"I remember saying to my mum "I know I'm not going to walk again". Because my internal injuries were causing me so much pain, breaking my back and the spinal cord seemed almost secondary," she told BBC Sport.
"I stayed in hospital in the US for two months and started my rehab there. Things like getting dressed and moving from my bed into the chair were challenging, but I look back on those moments and I am so much stronger.
"After that, I went back home and to Pinderfields Hospital in Wakefield, where I also got the most amazing care. It's now 10 years since the accident and I've come out the other side much stronger, more powerful and more determined."
At the start of 2016 a surgery for a ruptured bowel put her dream of representing her country at the Paralympics in doubt.
"I did everything I could to be in the best shape possible to be selected. When I made it, it was such a relief and made my Rio experience special because I thought I might not make it," she said.
"Out of my bedroom window in the Paralympic Village, I could see the Park and that feeling was so special. As a child, sport had been a big part of my life and now to be representing my country on the biggest stage was magical.
"We reached the semi-finals for the first time but lost to the US, who went on to win gold, and were then beaten in the bronze medal match by the Netherlands.
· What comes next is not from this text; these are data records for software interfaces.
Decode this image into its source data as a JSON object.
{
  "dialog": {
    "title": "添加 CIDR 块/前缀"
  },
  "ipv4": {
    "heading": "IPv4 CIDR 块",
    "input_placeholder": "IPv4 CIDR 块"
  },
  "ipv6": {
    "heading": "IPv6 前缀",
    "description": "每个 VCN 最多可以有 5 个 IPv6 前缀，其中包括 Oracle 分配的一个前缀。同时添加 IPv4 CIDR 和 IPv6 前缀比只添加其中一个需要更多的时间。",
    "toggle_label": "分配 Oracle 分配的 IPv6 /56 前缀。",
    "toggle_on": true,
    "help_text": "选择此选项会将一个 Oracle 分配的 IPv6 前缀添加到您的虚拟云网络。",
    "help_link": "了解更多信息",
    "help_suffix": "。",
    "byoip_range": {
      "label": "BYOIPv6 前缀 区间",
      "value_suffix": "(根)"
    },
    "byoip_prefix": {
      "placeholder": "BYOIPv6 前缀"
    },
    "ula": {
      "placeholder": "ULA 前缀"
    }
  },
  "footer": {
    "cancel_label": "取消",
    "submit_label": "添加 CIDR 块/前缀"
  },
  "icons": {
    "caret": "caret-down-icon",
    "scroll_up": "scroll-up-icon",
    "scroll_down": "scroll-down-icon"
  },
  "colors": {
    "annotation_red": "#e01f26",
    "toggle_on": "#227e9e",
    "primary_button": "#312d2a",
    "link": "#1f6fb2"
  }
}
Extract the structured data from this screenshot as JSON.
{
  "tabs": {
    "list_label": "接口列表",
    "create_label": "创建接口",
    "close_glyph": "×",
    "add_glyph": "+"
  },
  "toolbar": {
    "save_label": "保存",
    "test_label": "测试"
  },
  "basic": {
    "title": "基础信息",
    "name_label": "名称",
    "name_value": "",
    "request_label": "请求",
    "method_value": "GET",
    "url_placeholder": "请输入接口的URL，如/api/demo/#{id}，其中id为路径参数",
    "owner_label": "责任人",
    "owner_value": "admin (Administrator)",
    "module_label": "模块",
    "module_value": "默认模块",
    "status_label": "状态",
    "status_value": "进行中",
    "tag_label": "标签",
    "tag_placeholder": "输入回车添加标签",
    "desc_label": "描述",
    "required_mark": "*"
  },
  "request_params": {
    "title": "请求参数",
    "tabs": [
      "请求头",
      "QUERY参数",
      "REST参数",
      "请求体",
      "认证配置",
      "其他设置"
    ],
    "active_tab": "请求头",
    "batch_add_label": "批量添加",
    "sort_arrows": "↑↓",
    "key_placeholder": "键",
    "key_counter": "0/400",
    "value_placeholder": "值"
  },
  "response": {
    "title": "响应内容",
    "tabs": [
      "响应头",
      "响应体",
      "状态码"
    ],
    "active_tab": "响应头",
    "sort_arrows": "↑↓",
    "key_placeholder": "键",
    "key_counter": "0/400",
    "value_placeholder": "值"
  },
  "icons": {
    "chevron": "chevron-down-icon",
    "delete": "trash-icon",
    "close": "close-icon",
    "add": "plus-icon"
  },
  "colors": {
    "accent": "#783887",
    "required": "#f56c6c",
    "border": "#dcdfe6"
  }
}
It was then full steam ahead for Tokyo before the Games were postponed until next year.
"I don't want to come fourth again and it is definitely why I train and persevere now."